Children Are “Rona” Wild Right Now!
These little bundles of joy are “Rona” WILD here too! Seriously, how can you help your children during this time? They are worried and concerned too! Each child will respond to this situation in their own unique way. Children and teens react partially on what they witness from the adults around them. When we deal with the COVID-19 calmly and confidently, we are able to provide the best support for our children. Parents need to be more reassuring when discussing the virus with children. Limiting social media when your child is having anxiety about this virus can be helpful. There is inaccurate and scary information flowing through the web right now that can amp up anxiety. Also, children may misinterpret what they hear or read online and can be anxious or scared about something they do not understand. Suggestions to help your children are: talk to your children on an age appropriate level about the facts, remind them they are safe at home, answer their questions, validate their feelings, let them know it is okay to feel however they feel, create a routine for them, and be a role model by taking care of yourself. A colleague of mine shared this free online book for children about COVID-19 recently that you can read to your children. https://www.mindheart.co/descargables?fbclid=IwAR2Sad-eT1KV0NbEAeV1N2RxS5z9zt8SyeElWALQhN8unhs-V3FOOVWFfsE

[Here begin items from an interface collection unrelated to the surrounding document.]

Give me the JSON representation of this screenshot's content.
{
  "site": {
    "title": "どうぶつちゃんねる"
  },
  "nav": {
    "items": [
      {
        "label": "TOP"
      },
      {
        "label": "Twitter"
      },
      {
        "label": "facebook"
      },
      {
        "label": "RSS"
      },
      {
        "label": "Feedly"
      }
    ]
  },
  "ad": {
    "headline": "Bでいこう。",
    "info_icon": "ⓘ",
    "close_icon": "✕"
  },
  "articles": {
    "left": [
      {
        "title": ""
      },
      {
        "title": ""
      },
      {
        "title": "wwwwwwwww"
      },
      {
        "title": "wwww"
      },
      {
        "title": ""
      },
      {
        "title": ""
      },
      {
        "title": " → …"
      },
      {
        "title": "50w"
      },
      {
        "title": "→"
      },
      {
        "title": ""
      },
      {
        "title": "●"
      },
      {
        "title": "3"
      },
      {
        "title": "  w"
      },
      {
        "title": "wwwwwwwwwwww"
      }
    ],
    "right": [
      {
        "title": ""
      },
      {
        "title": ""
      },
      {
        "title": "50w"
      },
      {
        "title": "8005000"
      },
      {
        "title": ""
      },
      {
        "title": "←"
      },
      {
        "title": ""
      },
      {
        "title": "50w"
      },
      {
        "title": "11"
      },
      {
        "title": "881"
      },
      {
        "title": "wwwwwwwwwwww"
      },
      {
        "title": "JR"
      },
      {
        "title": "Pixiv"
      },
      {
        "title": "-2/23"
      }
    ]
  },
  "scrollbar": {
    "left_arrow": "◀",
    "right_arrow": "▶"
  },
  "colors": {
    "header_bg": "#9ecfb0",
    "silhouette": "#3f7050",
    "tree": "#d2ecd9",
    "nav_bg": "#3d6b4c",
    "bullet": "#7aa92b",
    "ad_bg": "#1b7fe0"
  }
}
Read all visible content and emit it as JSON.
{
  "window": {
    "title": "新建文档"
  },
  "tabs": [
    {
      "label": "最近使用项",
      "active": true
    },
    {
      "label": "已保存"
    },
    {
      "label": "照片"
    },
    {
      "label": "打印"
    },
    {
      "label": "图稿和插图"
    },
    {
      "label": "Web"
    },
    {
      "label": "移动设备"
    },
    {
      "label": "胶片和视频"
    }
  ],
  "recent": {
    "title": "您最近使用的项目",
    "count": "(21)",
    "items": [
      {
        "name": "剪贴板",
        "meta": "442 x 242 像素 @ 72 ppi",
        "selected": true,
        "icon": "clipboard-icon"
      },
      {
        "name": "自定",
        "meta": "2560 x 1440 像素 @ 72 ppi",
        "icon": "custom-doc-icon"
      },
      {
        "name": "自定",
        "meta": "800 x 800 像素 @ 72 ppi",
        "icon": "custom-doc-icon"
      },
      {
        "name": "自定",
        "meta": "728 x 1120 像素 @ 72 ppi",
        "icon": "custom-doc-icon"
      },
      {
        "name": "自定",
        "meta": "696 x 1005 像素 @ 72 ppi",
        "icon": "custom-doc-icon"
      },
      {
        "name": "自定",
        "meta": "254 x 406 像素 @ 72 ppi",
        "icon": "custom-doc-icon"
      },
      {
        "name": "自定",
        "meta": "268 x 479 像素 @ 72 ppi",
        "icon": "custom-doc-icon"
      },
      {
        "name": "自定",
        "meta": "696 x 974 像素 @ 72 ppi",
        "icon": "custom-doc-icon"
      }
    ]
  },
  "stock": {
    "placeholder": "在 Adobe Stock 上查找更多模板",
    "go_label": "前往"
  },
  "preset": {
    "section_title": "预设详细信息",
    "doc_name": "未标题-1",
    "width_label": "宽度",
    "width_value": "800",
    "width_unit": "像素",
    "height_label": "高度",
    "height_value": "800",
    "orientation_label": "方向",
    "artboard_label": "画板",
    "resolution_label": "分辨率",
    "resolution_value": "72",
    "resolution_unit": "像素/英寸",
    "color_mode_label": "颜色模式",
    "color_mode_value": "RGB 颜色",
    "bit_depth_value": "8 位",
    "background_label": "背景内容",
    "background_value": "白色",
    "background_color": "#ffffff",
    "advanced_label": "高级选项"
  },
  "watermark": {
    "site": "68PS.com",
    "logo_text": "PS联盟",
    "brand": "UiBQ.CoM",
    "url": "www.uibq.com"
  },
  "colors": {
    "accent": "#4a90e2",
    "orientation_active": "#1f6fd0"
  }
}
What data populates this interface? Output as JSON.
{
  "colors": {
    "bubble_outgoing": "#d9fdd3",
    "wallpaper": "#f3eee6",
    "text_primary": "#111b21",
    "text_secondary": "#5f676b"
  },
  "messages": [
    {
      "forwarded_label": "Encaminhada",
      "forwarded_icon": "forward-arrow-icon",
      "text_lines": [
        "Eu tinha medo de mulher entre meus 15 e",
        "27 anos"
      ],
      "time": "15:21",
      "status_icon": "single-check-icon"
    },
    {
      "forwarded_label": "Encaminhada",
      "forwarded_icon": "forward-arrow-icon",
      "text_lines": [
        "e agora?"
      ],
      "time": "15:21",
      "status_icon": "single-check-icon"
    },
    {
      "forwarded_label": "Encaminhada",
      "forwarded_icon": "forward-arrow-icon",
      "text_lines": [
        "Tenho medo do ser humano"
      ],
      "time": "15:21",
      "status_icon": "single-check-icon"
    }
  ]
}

Making the Best of “Rona”
My all-time favorite coping skill is cognitive coping. This coping skill allows me to change negative thoughts into positives or neutrals to lessen strong negative emotions. Not long after my teenage fit 2 days ago, I saw a post of social media that helped me focus on the positives in this situation when I was unable to on my own. Some of these thoughts were: Our families are spending more time together. Siblings are playing together. We are cooking home cooked meals more. People are being more conscious of their health and hygiene. Money doesn’t seem to make the world go around (anymore). We have time to stop and smell the roses. People are being creative. Hectic schedules have slowed down for many of us.
We can focus on the negatives while we are quarantined and let “Rona” steal our joy and peace. However, I chose happiness, peace, and embracing this opportunity to regroup, get things done at home, connect with my children and husband, read books I have been too busy to pick up, and starting my blog that has been on my to do list for over a year now! I cannot promise I will not have a “moment” again if this crisis drags out for longer than anticipated but, I am going to TRY not to! All that any of us can do is TRY to make the best of this situation we were all thrown into headfirst so that we do not drown but, swim instead! Hopefully we will be able to say “BYE RONA” sooner than later!
Resource for Mental Health Support: Disaster Distress Hotline 1-800-985-5990 or text TalkWithUs to 66746.